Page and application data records
+ + + + +

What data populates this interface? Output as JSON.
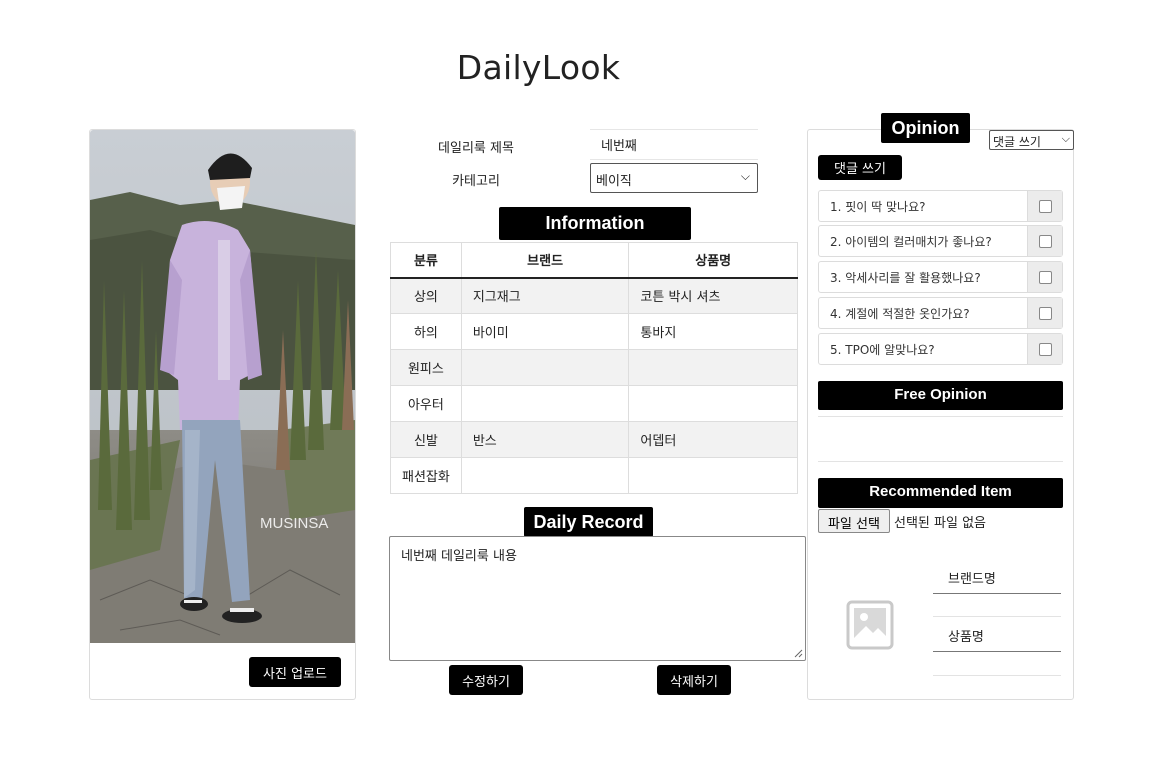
{
  "app": {
    "title": "DailyLook"
  },
  "photo": {
    "upload_label": "사진 업로드",
    "watermark": "MUSINSA"
  },
  "form": {
    "title_label": "데일리룩 제목",
    "title_value": "네번째",
    "category_label": "카테고리",
    "category_value": "베이직"
  },
  "information": {
    "header": "Information",
    "columns": [
      "분류",
      "브랜드",
      "상품명"
    ],
    "rows": [
      {
        "category": "상의",
        "brand": "지그재그",
        "product": "코튼 박시 셔츠"
      },
      {
        "category": "하의",
        "brand": "바이미",
        "product": "통바지"
      },
      {
        "category": "원피스",
        "brand": "",
        "product": ""
      },
      {
        "category": "아우터",
        "brand": "",
        "product": ""
      },
      {
        "category": "신발",
        "brand": "반스",
        "product": "어뎁터"
      },
      {
        "category": "패션잡화",
        "brand": "",
        "product": ""
      }
    ]
  },
  "record": {
    "header": "Daily Record",
    "content": "네번째 데일리룩 내용",
    "edit_label": "수정하기",
    "delete_label": "삭제하기"
  },
  "opinion": {
    "header": "Opinion",
    "select_value": "댓글 쓰기",
    "write_label": "댓글 쓰기",
    "questions": [
      "1. 핏이 딱 맞나요?",
      "2. 아이템의 컬러매치가 좋나요?",
      "3. 악세사리를 잘 활용했나요?",
      "4. 계절에 적절한 옷인가요?",
      "5. TPO에 알맞나요?"
    ],
    "free_header": "Free Opinion",
    "recommended_header": "Recommended Item",
    "file_button": "파일 선택",
    "file_status": "선택된 파일 없음",
    "brand_field": "브랜드명",
    "product_field": "상품명"
  },
  "colors": {
    "accent": "#000000",
    "row_alt": "#f2f2f2",
    "border": "#dcdcdc"
  }
}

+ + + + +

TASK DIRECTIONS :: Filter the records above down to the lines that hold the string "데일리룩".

TASK OUTPUT ::
    "title_label": "데일리룩 제목",
    "content": "네번째 데일리룩 내용",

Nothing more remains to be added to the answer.